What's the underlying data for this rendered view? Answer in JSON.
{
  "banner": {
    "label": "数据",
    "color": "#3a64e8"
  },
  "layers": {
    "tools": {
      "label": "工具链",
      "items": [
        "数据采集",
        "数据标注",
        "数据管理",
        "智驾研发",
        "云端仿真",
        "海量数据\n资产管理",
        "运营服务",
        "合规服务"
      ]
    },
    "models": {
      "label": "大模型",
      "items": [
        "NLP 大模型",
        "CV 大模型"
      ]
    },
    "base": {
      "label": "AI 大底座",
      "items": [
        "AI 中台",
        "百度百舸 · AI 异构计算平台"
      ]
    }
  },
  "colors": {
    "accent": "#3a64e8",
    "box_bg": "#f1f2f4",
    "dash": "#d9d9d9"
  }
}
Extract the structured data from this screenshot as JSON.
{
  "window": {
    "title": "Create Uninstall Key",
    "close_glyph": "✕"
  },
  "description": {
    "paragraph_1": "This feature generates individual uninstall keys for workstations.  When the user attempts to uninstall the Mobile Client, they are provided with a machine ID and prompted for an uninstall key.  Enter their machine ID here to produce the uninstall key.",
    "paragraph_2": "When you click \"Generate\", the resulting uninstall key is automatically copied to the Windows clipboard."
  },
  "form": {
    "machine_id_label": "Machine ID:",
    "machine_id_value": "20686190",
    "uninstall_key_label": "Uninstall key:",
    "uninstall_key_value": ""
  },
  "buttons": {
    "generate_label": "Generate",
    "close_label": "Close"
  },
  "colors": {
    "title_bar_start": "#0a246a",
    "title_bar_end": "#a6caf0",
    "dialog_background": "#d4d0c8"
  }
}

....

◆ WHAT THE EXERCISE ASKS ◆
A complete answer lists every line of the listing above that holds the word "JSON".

◆ EXPECTED OUTPUT ◆
What's the underlying data for this rendered view? Answer in JSON.
Extract the structured data from this screenshot as JSON.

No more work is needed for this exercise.